--- What to do ---
Print the records exactly as written, and let no picture into the answer.
····················
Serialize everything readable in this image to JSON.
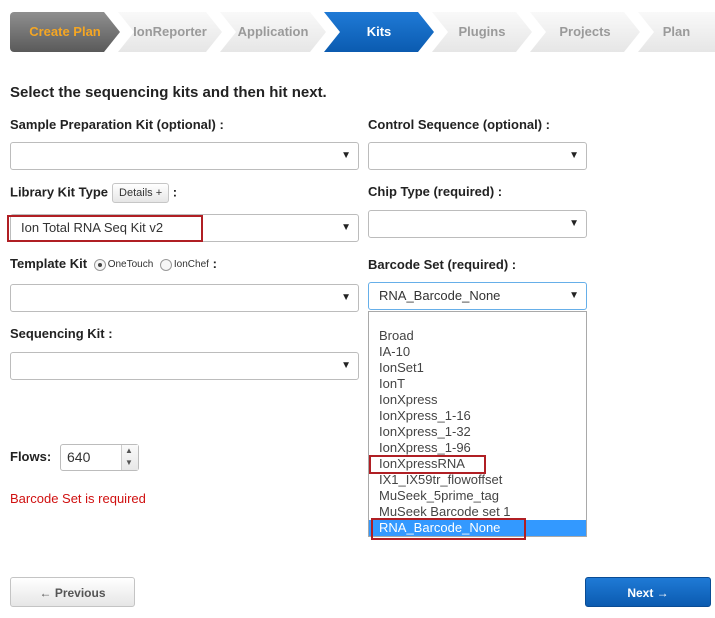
{
  "wizard": {
    "steps": [
      "Create Plan",
      "IonReporter",
      "Application",
      "Kits",
      "Plugins",
      "Projects",
      "Plan"
    ]
  },
  "instruction": "Select the sequencing kits and then hit next.",
  "form": {
    "sample_prep": {
      "label": "Sample Preparation Kit (optional) :",
      "value": ""
    },
    "control_seq": {
      "label": "Control Sequence (optional) :",
      "value": ""
    },
    "library_kit": {
      "label": "Library Kit Type",
      "details_label": "Details +",
      "suffix": ":",
      "value": "Ion Total RNA Seq Kit v2"
    },
    "chip_type": {
      "label": "Chip Type (required) :",
      "value": ""
    },
    "template_kit": {
      "label": "Template Kit",
      "option_onetouch": "OneTouch",
      "option_ionchef": "IonChef",
      "suffix": ":",
      "value": ""
    },
    "barcode_set": {
      "label": "Barcode Set (required) :",
      "value": "RNA_Barcode_None",
      "options": [
        "Broad",
        "IA-10",
        "IonSet1",
        "IonT",
        "IonXpress",
        "IonXpress_1-16",
        "IonXpress_1-32",
        "IonXpress_1-96",
        "IonXpressRNA",
        "IX1_IX59tr_flowoffset",
        "MuSeek_5prime_tag",
        "MuSeek Barcode set 1",
        "RNA_Barcode_None"
      ]
    },
    "sequencing_kit": {
      "label": "Sequencing Kit :",
      "value": ""
    },
    "flows": {
      "label": "Flows:",
      "value": "640"
    },
    "error": "Barcode Set is required"
  },
  "buttons": {
    "previous": "← Previous",
    "next": "Next →"
  },
  "icons": {
    "dropdown_arrow": "▼",
    "spin_up": "▲",
    "spin_down": "▼"
  },
  "colors": {
    "accent": "#0b5bb0",
    "done_text": "#f5a623",
    "highlight": "#b01f24",
    "error": "#d01010",
    "selection": "#3399ff"
  }
}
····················
--- Result of this exercise ---
Serialize everything readable in this image to JSON.
{
  "wizard": {
    "steps": [
      "Create Plan",
      "IonReporter",
      "Application",
      "Kits",
      "Plugins",
      "Projects",
      "Plan"
    ]
  },
  "instruction": "Select the sequencing kits and then hit next.",
  "form": {
    "sample_prep": {
      "label": "Sample Preparation Kit (optional) :",
      "value": ""
    },
    "control_seq": {
      "label": "Control Sequence (optional) :",
      "value": ""
    },
    "library_kit": {
      "label": "Library Kit Type",
      "details_label": "Details +",
      "suffix": ":",
      "value": "Ion Total RNA Seq Kit v2"
    },
    "chip_type": {
      "label": "Chip Type (required) :",
      "value": ""
    },
    "template_kit": {
      "label": "Template Kit",
      "option_onetouch": "OneTouch",
      "option_ionchef": "IonChef",
      "suffix": ":",
      "value": ""
    },
    "barcode_set": {
      "label": "Barcode Set (required) :",
      "value": "RNA_Barcode_None",
      "options": [
        "Broad",
        "IA-10",
        "IonSet1",
        "IonT",
        "IonXpress",
        "IonXpress_1-16",
        "IonXpress_1-32",
        "IonXpress_1-96",
        "IonXpressRNA",
        "IX1_IX59tr_flowoffset",
        "MuSeek_5prime_tag",
        "MuSeek Barcode set 1",
        "RNA_Barcode_None"
      ]
    },
    "sequencing_kit": {
      "label": "Sequencing Kit :",
      "value": ""
    },
    "flows": {
      "label": "Flows:",
      "value": "640"
    },
    "error": "Barcode Set is required"
  },
  "buttons": {
    "previous": "← Previous",
    "next": "Next →"
  },
  "icons": {
    "dropdown_arrow": "▼",
    "spin_up": "▲",
    "spin_down": "▼"
  },
  "colors": {
    "accent": "#0b5bb0",
    "done_text": "#f5a623",
    "highlight": "#b01f24",
    "error": "#d01010",
    "selection": "#3399ff"
  }
}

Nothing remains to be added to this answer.